One of the key ingredients for Credo came in the production and mixing by two other innovative Sheffield music men. Possible liaisons with the likes of Simian Mobile Disco exhausted, Phil was walking his dog when he bumped into Dean Honer who, together with Jarrod Gosling, comprises city duo I Monster.
“They are brilliant, but they are not like us, not a synth band, so it never quite occurred to me. Then it was obvious, after they did three tracks, but it wasn’t until then.”
Now much of Credo sounds like it was built for belting out from a stage, yet even with burgeoning demand on the League as a live band, such motivation wasn’t pondered.
“Because of the technical stuff with computers this is the hardest stuff to take live. It’s killing us getting acceptable versions.
“We use synths that do things by accident and that inspires us. So I don’t think of having to play it live while writing.
“We just had to tear all the gear down because the system got very complicated and we had two generations of computers decide not to agree with each other.
“There were two or three days where I was waking at five in the morning worried for what was going to happen that night.
“But touring pays for everything now. People are much more prepared to give you money to play than to buy records.
“It used to be a loss leader but now it keeps the business ticking over – and it is a business.
“I counted the number of people on the last tour and it was 27 – caterers, four drivers... I love the fact we give employment to a few people.”
On August 20, the League will be doing that again when they join fellow Sheffield innovators Heaven 17, Toyah Willcox, Level 42 and Nik Kershaw at the Clumber Park nostalgia knees up, following their July 30 Broughton Hall slot.
“It’s hard to be unique,” concedes Phil. “I think really hard about this.
“We’re doing this as a band with a 30-year history.
“We were in the right place at the right time and it’s adolescence – you have a couple of years when things will stick with you for the rest of your life, when things are your own.

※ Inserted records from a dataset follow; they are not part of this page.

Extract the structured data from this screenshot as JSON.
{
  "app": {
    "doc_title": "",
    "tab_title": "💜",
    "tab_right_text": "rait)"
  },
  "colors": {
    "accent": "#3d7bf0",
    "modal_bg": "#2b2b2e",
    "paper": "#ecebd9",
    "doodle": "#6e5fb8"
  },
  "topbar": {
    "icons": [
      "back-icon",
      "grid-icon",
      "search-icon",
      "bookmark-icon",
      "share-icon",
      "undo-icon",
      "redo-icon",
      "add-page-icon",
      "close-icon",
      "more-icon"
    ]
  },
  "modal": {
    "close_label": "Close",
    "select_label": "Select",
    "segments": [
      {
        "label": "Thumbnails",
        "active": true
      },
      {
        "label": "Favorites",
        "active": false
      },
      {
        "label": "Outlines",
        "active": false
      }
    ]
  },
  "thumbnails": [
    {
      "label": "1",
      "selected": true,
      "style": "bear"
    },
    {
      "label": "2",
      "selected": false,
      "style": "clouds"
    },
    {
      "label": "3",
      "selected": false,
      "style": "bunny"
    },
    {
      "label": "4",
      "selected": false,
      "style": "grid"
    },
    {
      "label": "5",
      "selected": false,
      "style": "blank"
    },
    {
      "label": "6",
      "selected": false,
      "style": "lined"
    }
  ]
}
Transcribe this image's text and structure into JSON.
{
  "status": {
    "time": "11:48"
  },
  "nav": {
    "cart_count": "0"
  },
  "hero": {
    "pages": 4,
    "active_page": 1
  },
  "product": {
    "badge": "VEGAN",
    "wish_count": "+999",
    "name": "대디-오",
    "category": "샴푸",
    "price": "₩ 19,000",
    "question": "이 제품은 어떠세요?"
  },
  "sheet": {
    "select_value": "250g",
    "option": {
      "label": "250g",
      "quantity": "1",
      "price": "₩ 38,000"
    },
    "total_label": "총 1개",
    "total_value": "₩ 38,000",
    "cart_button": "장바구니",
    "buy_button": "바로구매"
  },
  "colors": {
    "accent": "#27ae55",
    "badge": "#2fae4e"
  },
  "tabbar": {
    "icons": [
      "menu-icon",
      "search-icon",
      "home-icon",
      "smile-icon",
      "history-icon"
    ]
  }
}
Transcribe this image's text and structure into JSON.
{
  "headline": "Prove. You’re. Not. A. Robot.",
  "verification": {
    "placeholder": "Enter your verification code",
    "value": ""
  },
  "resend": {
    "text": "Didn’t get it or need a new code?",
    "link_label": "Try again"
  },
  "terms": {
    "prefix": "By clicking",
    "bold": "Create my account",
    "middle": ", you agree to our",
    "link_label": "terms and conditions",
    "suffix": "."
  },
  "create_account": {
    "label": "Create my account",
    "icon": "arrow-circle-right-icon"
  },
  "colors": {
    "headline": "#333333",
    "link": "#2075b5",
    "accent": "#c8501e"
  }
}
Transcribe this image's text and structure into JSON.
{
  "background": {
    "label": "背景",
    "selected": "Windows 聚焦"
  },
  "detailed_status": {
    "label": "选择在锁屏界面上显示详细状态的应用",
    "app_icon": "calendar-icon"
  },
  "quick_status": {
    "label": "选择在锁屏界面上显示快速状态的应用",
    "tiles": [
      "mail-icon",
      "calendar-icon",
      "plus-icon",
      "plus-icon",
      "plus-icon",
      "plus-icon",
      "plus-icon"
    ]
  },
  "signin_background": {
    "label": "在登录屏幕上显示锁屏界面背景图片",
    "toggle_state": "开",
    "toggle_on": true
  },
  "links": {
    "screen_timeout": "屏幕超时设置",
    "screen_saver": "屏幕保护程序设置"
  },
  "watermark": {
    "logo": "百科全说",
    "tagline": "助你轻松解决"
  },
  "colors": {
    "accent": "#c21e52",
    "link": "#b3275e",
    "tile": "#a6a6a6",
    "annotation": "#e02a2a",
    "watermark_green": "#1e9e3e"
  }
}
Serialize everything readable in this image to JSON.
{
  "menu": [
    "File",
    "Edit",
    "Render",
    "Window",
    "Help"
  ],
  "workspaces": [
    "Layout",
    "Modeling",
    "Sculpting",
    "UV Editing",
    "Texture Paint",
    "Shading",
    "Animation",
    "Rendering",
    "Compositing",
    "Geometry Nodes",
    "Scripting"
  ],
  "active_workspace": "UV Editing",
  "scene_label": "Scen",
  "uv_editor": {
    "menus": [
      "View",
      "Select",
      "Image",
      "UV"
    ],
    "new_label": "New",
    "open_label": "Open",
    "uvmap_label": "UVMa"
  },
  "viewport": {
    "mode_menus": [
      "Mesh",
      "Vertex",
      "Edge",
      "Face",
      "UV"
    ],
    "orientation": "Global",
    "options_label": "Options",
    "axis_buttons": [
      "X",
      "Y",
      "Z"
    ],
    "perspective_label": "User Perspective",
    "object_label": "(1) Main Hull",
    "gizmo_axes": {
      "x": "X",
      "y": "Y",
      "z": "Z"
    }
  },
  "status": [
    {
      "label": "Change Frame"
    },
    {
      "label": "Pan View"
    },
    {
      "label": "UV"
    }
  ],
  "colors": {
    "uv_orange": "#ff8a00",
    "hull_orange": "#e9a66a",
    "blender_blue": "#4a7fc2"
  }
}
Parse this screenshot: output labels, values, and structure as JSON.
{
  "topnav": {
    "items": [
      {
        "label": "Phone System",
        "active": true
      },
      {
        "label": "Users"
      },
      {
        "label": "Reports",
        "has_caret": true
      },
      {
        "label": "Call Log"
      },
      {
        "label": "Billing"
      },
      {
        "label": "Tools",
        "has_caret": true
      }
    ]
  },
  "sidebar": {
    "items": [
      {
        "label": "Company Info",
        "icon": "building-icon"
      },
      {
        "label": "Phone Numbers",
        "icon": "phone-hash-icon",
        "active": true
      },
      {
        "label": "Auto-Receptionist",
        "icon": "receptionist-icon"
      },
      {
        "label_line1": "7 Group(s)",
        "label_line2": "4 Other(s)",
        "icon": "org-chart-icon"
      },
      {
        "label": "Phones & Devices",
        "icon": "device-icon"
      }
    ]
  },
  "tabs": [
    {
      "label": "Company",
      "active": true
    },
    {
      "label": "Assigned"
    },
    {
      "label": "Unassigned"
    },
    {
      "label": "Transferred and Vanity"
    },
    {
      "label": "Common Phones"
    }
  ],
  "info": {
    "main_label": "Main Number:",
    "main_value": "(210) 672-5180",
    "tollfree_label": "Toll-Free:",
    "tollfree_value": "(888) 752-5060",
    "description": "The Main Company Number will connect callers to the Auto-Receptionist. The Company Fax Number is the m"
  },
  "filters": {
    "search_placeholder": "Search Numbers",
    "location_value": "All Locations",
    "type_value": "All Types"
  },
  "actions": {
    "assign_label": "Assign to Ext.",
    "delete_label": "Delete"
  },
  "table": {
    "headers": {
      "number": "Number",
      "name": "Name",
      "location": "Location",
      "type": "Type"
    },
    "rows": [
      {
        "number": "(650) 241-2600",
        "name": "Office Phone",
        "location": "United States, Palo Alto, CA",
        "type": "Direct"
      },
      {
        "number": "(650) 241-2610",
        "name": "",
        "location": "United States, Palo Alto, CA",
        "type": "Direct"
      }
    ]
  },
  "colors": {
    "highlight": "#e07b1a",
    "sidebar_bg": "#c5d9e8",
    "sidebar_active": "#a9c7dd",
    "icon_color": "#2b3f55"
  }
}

“That said, we work hard to make it work and we have the advantage that we’ve been playing the big game for a long time.
“Somehow, as of Don’t You Want Me, we were international in a way most groups find it so hard to be now.”